Task objective: Among the records below, find the lines that contain "JSON" and copy each of them.
# # # #
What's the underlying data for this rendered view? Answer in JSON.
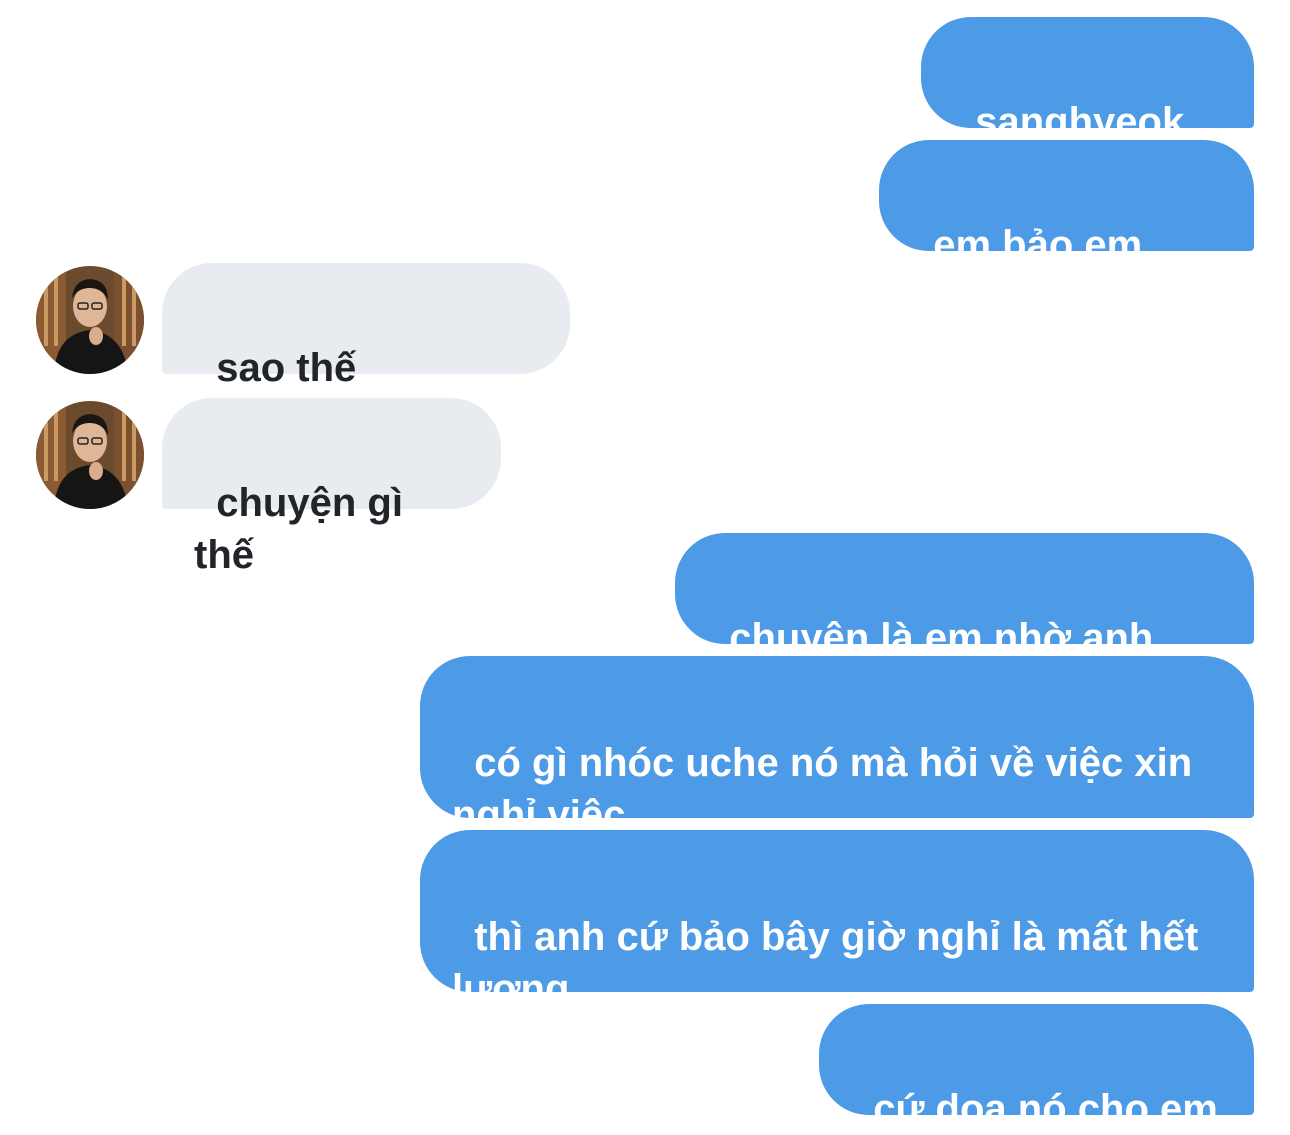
{
  "conversation": {
    "messages": [
      {
        "sender": "me",
        "text": "sanghyeok ơi"
      },
      {
        "sender": "me",
        "text": "em bảo em bảo"
      },
      {
        "sender": "other",
        "text": "sao thế wangho?"
      },
      {
        "sender": "other",
        "text": "chuyện gì thế"
      },
      {
        "sender": "me",
        "text": "chuyện là em nhờ anh xíu"
      },
      {
        "sender": "me",
        "text": "có gì nhóc uche nó mà hỏi về việc xin\nnghỉ việc"
      },
      {
        "sender": "me",
        "text": "thì anh cứ bảo bây giờ nghỉ là mất hết\nlương"
      },
      {
        "sender": "me",
        "text": "cứ doạ nó cho em"
      }
    ]
  },
  "colors": {
    "outgoing_bubble": "#4d9be6",
    "incoming_bubble": "#e8ecf0",
    "outgoing_text": "#ffffff",
    "incoming_text": "#212529"
  },
  "icons": {
    "avatar": "avatar-icon"
  }
}
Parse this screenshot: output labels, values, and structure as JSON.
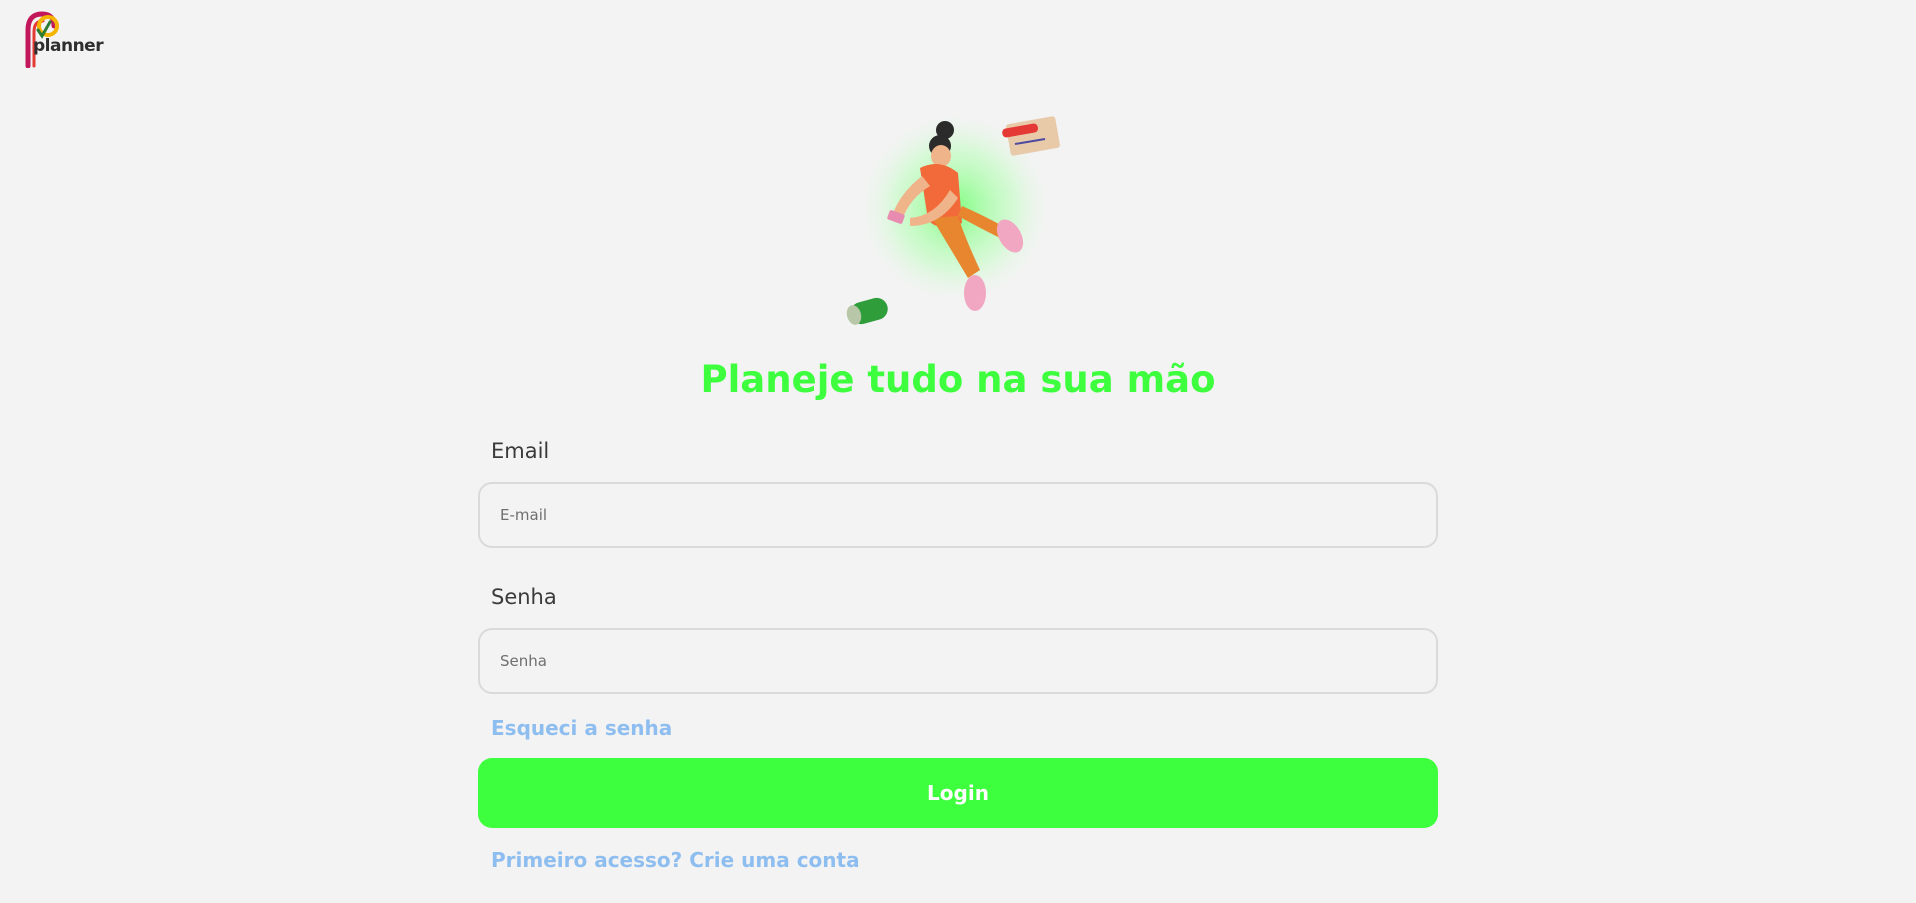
{
  "brand": {
    "logo_text": "planner",
    "logo_icon": "planner-logo-icon"
  },
  "hero": {
    "illustration": "jumping-person-illustration"
  },
  "headline": "Planeje tudo na sua mão",
  "form": {
    "email_label": "Email",
    "email_placeholder": "E-mail",
    "email_value": "",
    "password_label": "Senha",
    "password_placeholder": "Senha",
    "password_value": "",
    "forgot_link": "Esqueci a senha",
    "login_button": "Login",
    "signup_link": "Primeiro acesso? Crie uma conta"
  },
  "colors": {
    "accent_green": "#3dff3d",
    "link_blue": "#8ebef0",
    "background": "#f3f3f3"
  }
}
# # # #
Response box:
What's the underlying data for this rendered view? Answer in JSON.
Parse this screenshot: output labels, values, and structure as JSON.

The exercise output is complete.